• [Exercise aim]: For the entries below, state how many lines contain the string "scope". Add nothing else.

(Data about app and page elements)
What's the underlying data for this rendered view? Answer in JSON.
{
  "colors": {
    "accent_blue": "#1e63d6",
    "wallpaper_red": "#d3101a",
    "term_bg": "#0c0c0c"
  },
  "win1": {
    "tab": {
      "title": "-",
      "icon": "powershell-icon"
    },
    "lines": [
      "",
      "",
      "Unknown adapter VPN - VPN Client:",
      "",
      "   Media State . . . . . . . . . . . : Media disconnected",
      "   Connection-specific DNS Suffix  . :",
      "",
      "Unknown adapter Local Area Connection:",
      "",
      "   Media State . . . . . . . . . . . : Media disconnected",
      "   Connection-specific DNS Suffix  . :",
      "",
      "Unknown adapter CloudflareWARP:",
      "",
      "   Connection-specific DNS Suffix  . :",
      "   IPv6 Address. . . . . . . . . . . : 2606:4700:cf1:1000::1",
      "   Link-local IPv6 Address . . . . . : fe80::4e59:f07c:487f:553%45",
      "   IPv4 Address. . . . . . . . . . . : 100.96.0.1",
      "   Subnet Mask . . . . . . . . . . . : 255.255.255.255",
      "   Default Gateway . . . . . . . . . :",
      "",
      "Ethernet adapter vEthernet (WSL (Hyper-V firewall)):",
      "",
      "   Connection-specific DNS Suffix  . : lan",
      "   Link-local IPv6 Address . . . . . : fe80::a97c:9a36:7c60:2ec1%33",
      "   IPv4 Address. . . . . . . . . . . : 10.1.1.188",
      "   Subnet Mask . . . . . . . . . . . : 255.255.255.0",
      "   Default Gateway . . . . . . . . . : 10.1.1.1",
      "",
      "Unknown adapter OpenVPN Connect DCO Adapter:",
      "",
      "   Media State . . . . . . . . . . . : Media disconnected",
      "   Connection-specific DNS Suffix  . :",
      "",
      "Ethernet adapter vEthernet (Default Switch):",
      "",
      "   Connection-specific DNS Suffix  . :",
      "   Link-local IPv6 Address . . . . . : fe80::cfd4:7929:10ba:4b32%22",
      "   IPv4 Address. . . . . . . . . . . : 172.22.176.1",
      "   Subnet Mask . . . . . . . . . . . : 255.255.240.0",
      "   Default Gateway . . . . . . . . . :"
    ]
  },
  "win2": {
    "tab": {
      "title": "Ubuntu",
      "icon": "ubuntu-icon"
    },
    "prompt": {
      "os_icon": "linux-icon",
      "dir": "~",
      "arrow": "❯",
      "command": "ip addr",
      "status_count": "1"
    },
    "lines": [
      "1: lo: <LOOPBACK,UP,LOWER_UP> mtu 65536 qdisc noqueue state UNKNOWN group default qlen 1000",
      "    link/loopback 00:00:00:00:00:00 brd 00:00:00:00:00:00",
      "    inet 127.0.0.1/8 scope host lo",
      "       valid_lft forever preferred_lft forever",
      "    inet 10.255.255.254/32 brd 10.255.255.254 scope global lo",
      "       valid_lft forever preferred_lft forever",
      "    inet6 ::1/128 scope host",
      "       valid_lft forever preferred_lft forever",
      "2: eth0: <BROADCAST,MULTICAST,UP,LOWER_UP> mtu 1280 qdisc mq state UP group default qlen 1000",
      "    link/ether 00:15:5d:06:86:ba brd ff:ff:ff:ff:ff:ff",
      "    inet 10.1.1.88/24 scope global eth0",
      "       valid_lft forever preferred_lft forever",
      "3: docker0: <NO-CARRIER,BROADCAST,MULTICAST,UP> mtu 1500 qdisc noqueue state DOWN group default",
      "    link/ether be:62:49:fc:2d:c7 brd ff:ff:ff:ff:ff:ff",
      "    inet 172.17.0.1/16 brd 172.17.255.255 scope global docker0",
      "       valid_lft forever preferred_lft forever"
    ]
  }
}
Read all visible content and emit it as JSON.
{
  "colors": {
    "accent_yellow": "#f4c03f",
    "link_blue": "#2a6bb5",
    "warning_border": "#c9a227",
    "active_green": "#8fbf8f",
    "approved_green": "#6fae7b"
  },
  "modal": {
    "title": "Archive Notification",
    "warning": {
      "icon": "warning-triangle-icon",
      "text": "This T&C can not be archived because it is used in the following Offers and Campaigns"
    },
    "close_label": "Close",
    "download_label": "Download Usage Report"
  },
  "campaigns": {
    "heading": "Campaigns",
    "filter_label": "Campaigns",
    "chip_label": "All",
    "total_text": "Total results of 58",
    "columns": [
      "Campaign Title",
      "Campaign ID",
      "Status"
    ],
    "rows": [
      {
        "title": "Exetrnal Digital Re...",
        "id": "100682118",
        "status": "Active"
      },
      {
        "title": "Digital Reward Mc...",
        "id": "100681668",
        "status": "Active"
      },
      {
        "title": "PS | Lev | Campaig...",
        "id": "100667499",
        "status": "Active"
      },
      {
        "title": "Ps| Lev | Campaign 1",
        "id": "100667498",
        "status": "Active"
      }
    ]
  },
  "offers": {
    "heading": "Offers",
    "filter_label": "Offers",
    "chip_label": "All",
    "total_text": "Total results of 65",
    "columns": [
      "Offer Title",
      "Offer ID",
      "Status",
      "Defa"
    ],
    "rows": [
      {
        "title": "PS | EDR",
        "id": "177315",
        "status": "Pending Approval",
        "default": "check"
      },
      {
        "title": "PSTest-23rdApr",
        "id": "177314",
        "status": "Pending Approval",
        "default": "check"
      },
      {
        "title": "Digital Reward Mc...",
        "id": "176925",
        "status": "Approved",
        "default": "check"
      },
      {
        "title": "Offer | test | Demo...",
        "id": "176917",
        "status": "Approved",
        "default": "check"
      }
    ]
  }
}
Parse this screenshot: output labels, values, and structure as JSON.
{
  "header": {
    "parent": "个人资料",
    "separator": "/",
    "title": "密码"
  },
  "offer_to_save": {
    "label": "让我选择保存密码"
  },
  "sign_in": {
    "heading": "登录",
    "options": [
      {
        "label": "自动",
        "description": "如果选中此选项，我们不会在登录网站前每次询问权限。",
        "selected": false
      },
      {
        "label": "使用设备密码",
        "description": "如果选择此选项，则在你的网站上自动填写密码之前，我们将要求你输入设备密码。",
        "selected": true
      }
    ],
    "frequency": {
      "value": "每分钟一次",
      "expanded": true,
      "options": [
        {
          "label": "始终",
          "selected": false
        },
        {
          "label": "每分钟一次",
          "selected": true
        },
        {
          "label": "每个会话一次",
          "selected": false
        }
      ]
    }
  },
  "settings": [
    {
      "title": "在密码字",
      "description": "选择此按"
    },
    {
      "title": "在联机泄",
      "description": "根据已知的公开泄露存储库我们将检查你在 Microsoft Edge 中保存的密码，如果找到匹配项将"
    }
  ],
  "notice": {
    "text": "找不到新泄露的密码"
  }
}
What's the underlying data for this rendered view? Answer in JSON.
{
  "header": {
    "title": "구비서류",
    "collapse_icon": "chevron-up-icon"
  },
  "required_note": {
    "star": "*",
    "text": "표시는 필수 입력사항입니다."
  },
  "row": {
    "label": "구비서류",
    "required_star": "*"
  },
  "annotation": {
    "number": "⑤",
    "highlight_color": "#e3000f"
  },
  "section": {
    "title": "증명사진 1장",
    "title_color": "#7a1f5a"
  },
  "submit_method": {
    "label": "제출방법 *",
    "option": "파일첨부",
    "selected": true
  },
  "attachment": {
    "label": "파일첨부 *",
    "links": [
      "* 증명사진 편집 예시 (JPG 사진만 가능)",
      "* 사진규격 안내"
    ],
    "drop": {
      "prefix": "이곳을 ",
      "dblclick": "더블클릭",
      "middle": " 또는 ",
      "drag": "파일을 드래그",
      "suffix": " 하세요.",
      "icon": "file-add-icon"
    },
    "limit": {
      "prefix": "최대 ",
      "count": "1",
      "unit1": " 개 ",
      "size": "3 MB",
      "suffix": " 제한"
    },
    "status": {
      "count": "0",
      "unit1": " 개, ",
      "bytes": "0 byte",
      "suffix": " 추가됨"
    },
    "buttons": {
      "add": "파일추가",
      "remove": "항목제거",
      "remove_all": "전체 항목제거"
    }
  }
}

• [Task solution]: 5